in which I outlined the immense collective power that the people of a democracy have,
On Sun, Dec 23, 2012 at 12:45 AM, GS Chandy <firstname.lastname@example.org> wrote: ... > >> And when we look at the power of the people >> collectively, we see >> immense power to change the societal situation. >> > I agree. But the actual power that's available (when the people are using conventional prose) is minimal... >
But the actual power that people have to change things is in so many fantastically important instances really in the power to vote and vote for the people who are actually proposing the governmental action that would change things that government can change for the better, especially those things that only government can change for the better.
These would be such things as a government turning its back on the homeless people over which is governs - as well so many that are not homeless, letting them suffer and die from lack of proper food, proper shelter, and proper medical care.
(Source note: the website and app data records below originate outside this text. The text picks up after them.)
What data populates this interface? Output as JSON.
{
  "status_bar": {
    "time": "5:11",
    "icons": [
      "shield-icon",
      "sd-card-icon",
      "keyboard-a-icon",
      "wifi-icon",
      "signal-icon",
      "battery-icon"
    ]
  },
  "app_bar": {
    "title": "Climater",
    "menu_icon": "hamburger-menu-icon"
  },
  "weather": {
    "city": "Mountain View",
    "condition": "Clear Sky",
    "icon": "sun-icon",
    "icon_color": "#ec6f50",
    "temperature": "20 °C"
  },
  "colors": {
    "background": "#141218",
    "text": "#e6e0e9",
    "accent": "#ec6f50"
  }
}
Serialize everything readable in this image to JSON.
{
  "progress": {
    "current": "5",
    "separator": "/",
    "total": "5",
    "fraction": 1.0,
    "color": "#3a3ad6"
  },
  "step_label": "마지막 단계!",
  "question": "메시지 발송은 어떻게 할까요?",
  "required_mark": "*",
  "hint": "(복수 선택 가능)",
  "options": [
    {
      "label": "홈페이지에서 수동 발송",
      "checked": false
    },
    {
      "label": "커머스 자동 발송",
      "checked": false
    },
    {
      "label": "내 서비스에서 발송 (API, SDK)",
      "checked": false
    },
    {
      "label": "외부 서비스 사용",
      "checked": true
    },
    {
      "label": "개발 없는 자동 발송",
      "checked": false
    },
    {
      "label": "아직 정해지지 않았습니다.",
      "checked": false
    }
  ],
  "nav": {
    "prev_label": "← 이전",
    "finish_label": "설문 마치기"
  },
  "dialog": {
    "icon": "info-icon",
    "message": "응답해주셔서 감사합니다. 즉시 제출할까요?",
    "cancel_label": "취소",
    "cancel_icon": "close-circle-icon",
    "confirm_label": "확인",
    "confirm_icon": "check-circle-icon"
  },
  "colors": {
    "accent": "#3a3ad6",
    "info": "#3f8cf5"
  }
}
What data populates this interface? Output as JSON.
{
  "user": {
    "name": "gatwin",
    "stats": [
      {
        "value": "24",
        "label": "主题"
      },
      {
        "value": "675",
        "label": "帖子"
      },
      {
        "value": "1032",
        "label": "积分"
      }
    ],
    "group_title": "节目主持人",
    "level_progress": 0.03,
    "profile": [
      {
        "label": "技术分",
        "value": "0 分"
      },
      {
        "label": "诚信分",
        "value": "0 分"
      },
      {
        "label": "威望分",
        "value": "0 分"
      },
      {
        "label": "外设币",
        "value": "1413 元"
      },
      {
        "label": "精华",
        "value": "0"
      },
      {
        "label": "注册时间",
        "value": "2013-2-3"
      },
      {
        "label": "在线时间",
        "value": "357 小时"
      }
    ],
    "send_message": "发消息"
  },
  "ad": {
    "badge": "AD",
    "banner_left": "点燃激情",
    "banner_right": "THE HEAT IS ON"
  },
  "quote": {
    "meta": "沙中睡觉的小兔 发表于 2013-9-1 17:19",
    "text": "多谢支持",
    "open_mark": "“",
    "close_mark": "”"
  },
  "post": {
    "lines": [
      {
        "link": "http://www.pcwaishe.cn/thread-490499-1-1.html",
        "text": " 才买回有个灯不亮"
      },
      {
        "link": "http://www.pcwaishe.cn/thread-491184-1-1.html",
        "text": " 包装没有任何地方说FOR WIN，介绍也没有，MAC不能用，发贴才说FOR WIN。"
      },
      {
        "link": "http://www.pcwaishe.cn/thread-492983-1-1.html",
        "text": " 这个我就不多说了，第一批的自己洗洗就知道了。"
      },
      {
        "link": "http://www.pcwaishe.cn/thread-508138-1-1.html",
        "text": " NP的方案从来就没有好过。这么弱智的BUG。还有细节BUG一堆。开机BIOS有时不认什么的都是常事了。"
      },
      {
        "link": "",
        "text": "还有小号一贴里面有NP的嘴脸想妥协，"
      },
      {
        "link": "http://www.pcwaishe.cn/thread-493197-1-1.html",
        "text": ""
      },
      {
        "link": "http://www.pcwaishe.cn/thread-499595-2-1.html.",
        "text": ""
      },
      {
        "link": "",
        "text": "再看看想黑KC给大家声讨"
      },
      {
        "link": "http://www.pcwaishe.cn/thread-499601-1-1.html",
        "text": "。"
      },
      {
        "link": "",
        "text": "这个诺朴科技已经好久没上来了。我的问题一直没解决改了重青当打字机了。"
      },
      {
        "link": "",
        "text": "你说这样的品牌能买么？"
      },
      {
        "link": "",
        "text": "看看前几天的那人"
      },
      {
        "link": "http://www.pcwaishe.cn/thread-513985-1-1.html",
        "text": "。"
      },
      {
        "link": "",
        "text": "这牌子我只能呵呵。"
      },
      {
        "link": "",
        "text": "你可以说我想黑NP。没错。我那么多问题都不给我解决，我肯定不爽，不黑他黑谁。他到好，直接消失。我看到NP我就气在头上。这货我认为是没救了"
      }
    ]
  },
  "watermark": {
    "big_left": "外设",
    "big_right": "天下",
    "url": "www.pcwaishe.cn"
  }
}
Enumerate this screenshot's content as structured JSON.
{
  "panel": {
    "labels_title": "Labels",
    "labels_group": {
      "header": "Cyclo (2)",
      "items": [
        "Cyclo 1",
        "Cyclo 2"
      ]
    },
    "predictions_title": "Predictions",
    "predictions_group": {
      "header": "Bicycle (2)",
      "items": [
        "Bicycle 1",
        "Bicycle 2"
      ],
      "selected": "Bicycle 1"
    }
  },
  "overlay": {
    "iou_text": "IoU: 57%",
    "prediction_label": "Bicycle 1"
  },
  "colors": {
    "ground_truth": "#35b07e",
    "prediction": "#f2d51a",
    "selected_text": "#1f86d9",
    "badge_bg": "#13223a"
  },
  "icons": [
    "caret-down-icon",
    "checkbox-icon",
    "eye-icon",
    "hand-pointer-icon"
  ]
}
As I proved again and again, only government has the financial capability to stop all this needless suffering and death caused by lack of proper food, proper shelter, and proper medical care.
There is only one reason why a government would turn its back on the people over which it governs - for whatever reason, a sufficient percentage of voters have not voted for and/or do not continue to vote for the right people or parties running for office.
Which is why people like myself speak our minds, to educate people as to what is actually happening - most people who vote still don't actually know that most homeless people in 41 states are denied Medicaid and Food Stamps because of there being a sufficiently large number of Republicans running things in these 41 states.
Once everyone were to know what they presently don't know about the Republican Party especially throughout the history of the 20th century, then perhaps a sufficient percentage of voters would stop voting for Republicans.
Case in point as to the good that happens when there are sufficiently low percentages of Republicans running things: With only one exception, the very early 20th century on anti-monopoly legislation, only in two time frames in US 20th century history has the US government passed laws giving us major progress in terms of laws helping and protecting workers, consumers, the non-rich entrepreneurs and world-be-entrepreneurs, the poor, the disabled, the elderly, civil rights, the environment, and any other such area.
These two times frames were the periods of at least 8 years each after the very major Democratic landslides of the 1932 election won by Franklin Roosevelt and the 1964 election won by Lyndon Johnson, in each case with very large increases in Democratic lawmakers, while there were still sufficiently large percentages of Democratic lawmakers and a president willing to at least not veto the legislation. (I say this last part since some progress happened during the Eisenhower and Nixon years, where these non-conservative Republican presidents at least did not stand in the way of the collective will of the large Democratic majorities.)
Except for anti-monopoly legislation of the very early 20th century, every last major landmark federal law of the 20th century one can think of that helps or protects so many people such as:
- - workers (such as the 40 hour work week and overtime pay and all other major landmark federal labor law);
- - consumers (many laws and protections via the Food and Drug Administration to protect the food supply and via other agencies to detect and stop the spread of infectious diseases and other such law);
- - the non-rich entrepreneurs and world-be-entrepreneurs (the right banking laws in the 1930s for the non-rich entrepreneurs and world-be-entrepreneurs caused an explosion of Mom-and-Pop capitalism, resulting in 1977 a percentage of the US population owning a legitimate business twice as large as now, this low percentage a result of the killing of these banking laws starting with the conservative Republican Ronald Reagan);
- - the poor (Medicaid and Food Stamps);
- - the disabled (Social Security);
- -the elderly (Social Security and Medicare);
- - civil rights, all those discriminated against (all that civil rights legislation including most especially with respect to voting, the Voting Rights Act);
- - the environment (the Clean Air and Clean Water Acts and so much more);
- - and any other such area.
Every last one of these good laws that has been killed or reduced in power has been killed or reduced so only in times when sufficiently large numbers of Republicans had governmental power.
I am and have been talking only about things that only government can change for the better - which are a very large number of things, many of which I've been talking about, including things of an economic nature.
And one final point: Dumping on the power to vote is to dump on the graves of every last person who ever died for the power to vote, to free the people from dictatorship. (This includes all those graves of those who died in unsuccessful attempts to free the people from dictatorship.)